§ WHAT YOU NEED TO DO:
Report how many lines in the data include the string "Meat", and add nothing else.

§ SUPPLIED RECORDS:
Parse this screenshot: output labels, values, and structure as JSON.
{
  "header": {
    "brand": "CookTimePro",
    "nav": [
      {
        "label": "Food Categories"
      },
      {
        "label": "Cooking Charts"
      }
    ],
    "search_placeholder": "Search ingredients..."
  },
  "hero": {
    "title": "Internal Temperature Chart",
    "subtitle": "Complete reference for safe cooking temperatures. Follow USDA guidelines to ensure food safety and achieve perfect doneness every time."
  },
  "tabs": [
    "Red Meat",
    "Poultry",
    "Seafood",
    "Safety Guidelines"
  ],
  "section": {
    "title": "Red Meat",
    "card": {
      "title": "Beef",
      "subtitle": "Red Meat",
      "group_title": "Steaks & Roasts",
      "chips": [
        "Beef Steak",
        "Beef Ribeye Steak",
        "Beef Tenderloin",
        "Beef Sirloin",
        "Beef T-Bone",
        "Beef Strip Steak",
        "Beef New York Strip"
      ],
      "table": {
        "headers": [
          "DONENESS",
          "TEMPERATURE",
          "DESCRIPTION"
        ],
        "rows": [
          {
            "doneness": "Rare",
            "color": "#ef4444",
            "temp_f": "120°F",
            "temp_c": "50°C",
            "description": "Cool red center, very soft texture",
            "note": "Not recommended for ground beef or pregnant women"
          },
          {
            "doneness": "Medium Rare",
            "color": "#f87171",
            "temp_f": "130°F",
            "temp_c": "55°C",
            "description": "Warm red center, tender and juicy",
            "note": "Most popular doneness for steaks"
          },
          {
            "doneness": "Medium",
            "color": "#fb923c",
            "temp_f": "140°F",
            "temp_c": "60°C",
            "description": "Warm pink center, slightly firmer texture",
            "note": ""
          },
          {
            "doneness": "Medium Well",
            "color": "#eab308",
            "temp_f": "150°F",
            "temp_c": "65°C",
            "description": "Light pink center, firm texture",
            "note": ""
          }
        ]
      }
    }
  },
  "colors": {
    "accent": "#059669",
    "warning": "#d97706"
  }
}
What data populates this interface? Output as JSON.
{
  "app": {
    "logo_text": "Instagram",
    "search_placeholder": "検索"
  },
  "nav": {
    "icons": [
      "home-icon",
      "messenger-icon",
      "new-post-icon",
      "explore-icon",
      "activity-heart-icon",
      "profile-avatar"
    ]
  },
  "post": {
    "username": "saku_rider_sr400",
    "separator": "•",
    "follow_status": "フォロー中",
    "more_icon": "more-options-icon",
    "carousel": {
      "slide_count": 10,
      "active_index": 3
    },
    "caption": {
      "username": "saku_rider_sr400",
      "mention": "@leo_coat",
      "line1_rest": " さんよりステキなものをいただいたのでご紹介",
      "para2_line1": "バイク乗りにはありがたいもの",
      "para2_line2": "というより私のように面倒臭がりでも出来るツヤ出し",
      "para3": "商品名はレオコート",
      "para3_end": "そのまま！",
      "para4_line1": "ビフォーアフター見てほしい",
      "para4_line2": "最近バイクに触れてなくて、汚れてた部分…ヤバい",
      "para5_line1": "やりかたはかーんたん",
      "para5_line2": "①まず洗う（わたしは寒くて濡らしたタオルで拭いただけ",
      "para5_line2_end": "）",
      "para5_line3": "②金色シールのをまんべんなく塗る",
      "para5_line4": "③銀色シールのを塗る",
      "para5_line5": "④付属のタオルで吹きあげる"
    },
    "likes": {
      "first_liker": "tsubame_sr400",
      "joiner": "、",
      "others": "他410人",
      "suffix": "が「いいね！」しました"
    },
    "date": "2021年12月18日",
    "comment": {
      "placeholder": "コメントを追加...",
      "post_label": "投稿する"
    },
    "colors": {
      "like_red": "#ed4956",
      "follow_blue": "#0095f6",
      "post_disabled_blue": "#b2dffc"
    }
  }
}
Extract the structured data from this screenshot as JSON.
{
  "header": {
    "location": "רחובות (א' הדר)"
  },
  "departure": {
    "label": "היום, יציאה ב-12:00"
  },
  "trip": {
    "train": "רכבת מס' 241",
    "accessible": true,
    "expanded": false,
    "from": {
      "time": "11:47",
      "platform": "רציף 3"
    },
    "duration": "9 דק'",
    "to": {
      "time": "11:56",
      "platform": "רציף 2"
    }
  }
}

§ ANSWER SECTION:
3